Behind-the-ear (BTE) hearing aids represented less than 20% of hearing aid sales prior to 2000 and appeared to be on the decline as a style of hearing aid choice by consumers. With the introduction of open-fit hearing aids and receiver-in-the-canal hearing aids (RIC) however, BTEs now represent 63% of all hearing aid sales. In looking at the resurgence of BTE hearing aids, we wanted to answer two key questions in our MarkeTrak VIII series on the consumer experience with hearing aids:
- Did mini-BTE hearing aids result in market expansion?
- Do mini-BTEs improve the consumer's experience with hearing aids?
Here are the key findings from this positive study on mini-BTEs (March HJ):
• Mini-BTE hearing aids did not tap into younger segments of people with hearing loss.

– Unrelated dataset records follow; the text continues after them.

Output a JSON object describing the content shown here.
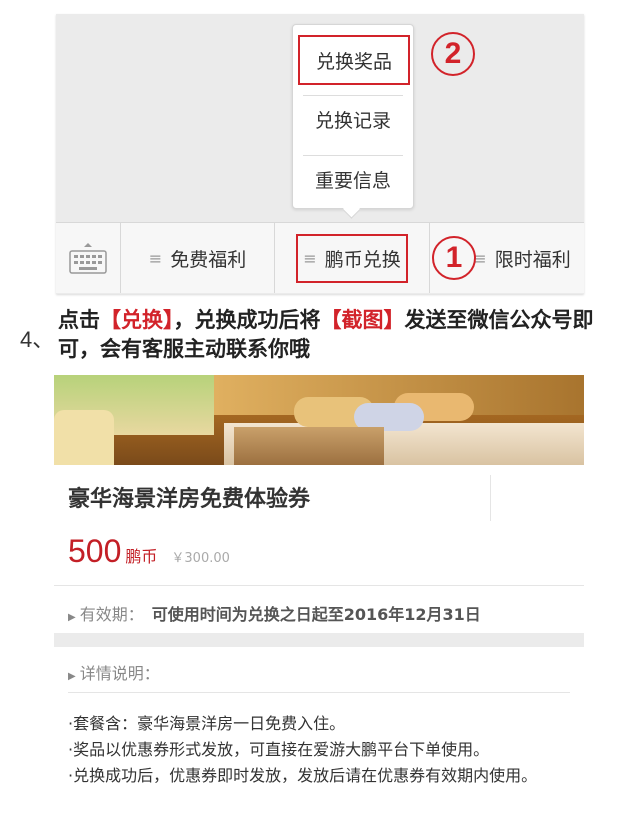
{
  "popup_menu": {
    "items": [
      "兑换奖品",
      "兑换记录",
      "重要信息"
    ]
  },
  "annotations": {
    "circle_1": "1",
    "circle_2": "2"
  },
  "menu_bar": {
    "lines_glyph": "≡",
    "items": [
      "免费福利",
      "鹏币兑换",
      "限时福利"
    ]
  },
  "instruction": {
    "step": "4、",
    "text_1": "点击",
    "highlight_1": "【兑换】",
    "text_2": "，兑换成功后将",
    "highlight_2": "【截图】",
    "text_3": "发送至微信公众号即可，会有客服主动联系你哦"
  },
  "product": {
    "name": "豪华海景洋房免费体验券",
    "price": "500",
    "price_unit": "鹏币",
    "original_price": "￥300.00",
    "validity_label": "有效期：",
    "validity_value": "可使用时间为兑换之日起至2016年12月31日",
    "details_label": "详情说明：",
    "details": [
      "·套餐含：豪华海景洋房一日免费入住。",
      "·奖品以优惠券形式发放，可直接在爱游大鹏平台下单使用。",
      "·兑换成功后，优惠券即时发放，发放后请在优惠券有效期内使用。"
    ]
  },
  "colors": {
    "accent_red": "#d2232a",
    "price_red": "#c31f26"
  }
}
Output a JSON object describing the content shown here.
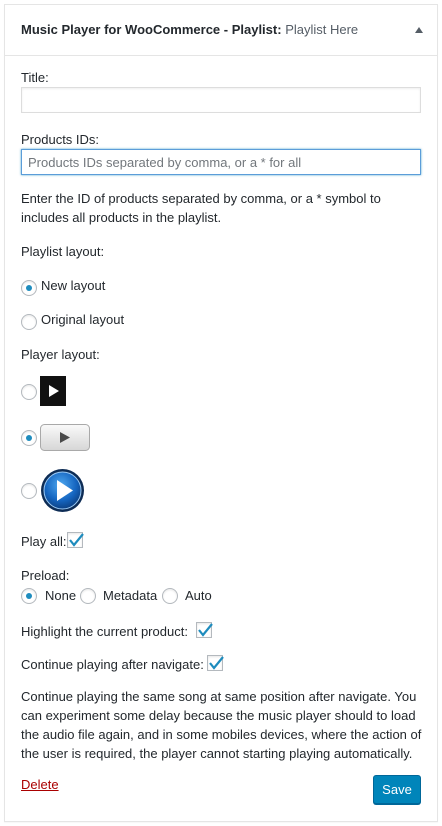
{
  "widget": {
    "title": "Music Player for WooCommerce - Playlist:",
    "title_sub": "Playlist Here"
  },
  "form": {
    "title_label": "Title:",
    "title_value": "",
    "products_label": "Products IDs:",
    "products_placeholder": "Products IDs separated by comma, or a * for all",
    "products_value": "",
    "products_help_line1": "Enter the ID of products separated by comma, or a * symbol to",
    "products_help_line2": "includes all products in the playlist.",
    "playlist_layout_label": "Playlist layout:",
    "playlist_layouts": [
      {
        "label": "New layout",
        "checked": true
      },
      {
        "label": "Original layout",
        "checked": false
      }
    ],
    "player_layout_label": "Player layout:",
    "player_layouts": [
      {
        "skin": "dark-square-play",
        "checked": false
      },
      {
        "skin": "gray-rounded-play",
        "checked": true
      },
      {
        "skin": "blue-circle-play",
        "checked": false
      }
    ],
    "play_all_label": "Play all:",
    "play_all_checked": true,
    "preload_label": "Preload:",
    "preload_options": [
      {
        "label": "None",
        "checked": true
      },
      {
        "label": "Metadata",
        "checked": false
      },
      {
        "label": "Auto",
        "checked": false
      }
    ],
    "highlight_label": "Highlight the current product:",
    "highlight_checked": true,
    "continue_label": "Continue playing after navigate:",
    "continue_checked": true,
    "continue_help_lines": [
      "Continue playing the same song at same position after navigate. You",
      "can experiment some delay because the music player should to load",
      "the audio file again, and in some mobiles devices, where the action of",
      "the user is required, the player cannot starting playing automatically."
    ]
  },
  "actions": {
    "delete_label": "Delete",
    "save_label": "Save"
  },
  "colors": {
    "accent": "#0085ba",
    "radio_dot": "#1e8cbe",
    "delete": "#aa0000"
  }
}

• But, mini-BTE hearing aids are expansionary (e.g. new users) influencing more affluent and more active elderly consumer segments to come forward for a solution for their hearing loss; they also tapped into segments of people with milder hearing losses.
• Mini-BTE hearing aids did not improve consumer perceptions of fit and comfort, benefit, value, or impact reductions of hearing aids not being worn; nor did they generate more positive word-of-mouth advertising or develop greater hearing aid brand loyalty.
• However, when we control for degree of hearing loss, mini-BTE hearing aids would appear to offer significant improvements in overall satisfaction, cosmetics, sound quality and multiple environmental listening utility.